“I’d have liked to hit a half-court shot blindfolded for a new car,” Gordon said.
The absence of these small distractions seems almost too insignificant to really matter, but, while Harvard fans file out before the final buzzer of a blowout, supporters throughout the rest of the Ivies—often not even students—have another reason to tarry longer, providing additional support. So, on a dreary Hanover evening, when the Dartmouth women’s basketball team is being blown out by the Crimson in its season finale, dejected fans do not leave in disgust, but clamor for free t-shirts being tossed into the stands by sponsors, or excitedly check tickets to see if they have won the limousine trip from New Hampshire to the FleetCenter, complete with courtside Celtics’ tickets.
At Harvard, though, the situation is dramatically different.
“There might’ve been a trivial raffle, but I don’t even remember since there was nothing too big,” said Michael V. Tucci ’06, formerly of the cheerleading squad. “We never discussed holding three-point contests or anything like that. There’s just a lot of red tape.”
Though three-point shooting competitions among fans never fail to invigorate a sleeping crowd, and the almost-clichéd half-court shot with a prize on the line can often overshadow a lackluster contest, the best Harvard has mustered for mid-game entertainment—apart from the regular performances of the Crimson Dance Team and cheerleading squad at basketball games—is a halftime scrimmage featuring local youth programs.
While the struggles of the small hoopsters during their eight-minute contests usually provides a break from the monotony of other stoppages in play, these respites pale in comparison to the opportunities at the University’s disposal. If even discussion of corporate sponsorship didn’t border on taboo, that is.
“[The Provost’s Office] has some very strict requirements on relationships with corporate entities,” Staples said. “They have some very strict parameters about what departments within the University can and cannot do.”
According to the “Use of Harvard Name” policy, “relevant standards of quality and appropriateness should be established and maintained,” but nowhere is this additional funding specifically banned, and because it is the advertisers’ names, presumably, and not the Harvard name that would be used, no conflict ought to exist.
“It’s a slippery slope,” Dingman said. “I personally think it’s something we should go into very, very cautiously. We do some of it by printing companies on the back of ticket stubs.
“But if you start to build a budget around it,” Dingman continued, “say they give you $40,000 one year and then they say we’re not going to do that unless you put our logo at centerfield. It really blurs the distinction between amateurism and professional sports. All you need to do is go to the FleetCenter and you’re just completely overwhelmed.”
Head to Princeton, where the basketball program’s jerseys are provided through a deal with Nike, or any of the other Ivy League schools that accept this sort of revenue, however, and the picture is dramatically different.

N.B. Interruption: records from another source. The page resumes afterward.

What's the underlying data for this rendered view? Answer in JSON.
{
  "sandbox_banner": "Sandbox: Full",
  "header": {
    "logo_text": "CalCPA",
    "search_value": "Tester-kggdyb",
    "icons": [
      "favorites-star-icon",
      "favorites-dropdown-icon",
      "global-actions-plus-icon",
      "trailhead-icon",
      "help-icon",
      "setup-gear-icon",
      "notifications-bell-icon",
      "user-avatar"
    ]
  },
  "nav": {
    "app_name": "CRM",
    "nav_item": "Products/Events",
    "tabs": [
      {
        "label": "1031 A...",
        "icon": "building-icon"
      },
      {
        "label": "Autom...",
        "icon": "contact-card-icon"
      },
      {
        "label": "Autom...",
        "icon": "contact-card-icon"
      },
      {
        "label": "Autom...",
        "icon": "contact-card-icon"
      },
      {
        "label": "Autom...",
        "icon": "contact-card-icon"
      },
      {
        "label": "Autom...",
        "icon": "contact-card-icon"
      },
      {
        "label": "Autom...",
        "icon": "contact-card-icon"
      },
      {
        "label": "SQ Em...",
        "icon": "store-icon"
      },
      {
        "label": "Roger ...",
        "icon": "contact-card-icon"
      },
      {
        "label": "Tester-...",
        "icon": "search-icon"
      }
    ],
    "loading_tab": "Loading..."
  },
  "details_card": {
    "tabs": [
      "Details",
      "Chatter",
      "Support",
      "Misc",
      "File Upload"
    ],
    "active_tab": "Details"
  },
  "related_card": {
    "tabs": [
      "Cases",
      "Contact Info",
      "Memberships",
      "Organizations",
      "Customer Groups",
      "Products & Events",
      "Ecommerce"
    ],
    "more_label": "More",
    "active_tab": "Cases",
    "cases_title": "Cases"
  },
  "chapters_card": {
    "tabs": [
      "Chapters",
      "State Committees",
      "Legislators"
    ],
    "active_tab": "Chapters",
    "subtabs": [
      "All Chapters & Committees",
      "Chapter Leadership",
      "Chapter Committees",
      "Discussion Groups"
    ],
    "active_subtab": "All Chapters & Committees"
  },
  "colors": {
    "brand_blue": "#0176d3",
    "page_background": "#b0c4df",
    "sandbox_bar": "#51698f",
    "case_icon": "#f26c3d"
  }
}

“We’re a smaller program, and most of the sponsors are neighborhood businesses that cater to students,” said Michael D. Botta, a sophomore at Princeton. “There isn’t a high degree of commercialism, but it’s noticeable if you’re looking for it.”
Nor, at least from several athletes’ perspective, is the amateur spirit of the game lost because of advertising, particularly when more fans are brought in.
“I don’t remember [seeing too much corporate influence],” said Yale freshman pitcher Brett Rosenthal, “because I didn’t really notice.”
Instead, like Mazzoleni, they notice what can’t be missed: empty seats, lackluster cheers and an atmosphere that is depressingly muted, deprived of the vitality that could so easily be restored given the right push.
“The energy that fans get from the game is really contagious, so even if it really starts off as sort of dead, people will get into it,” Tucci said.
If only they would show up.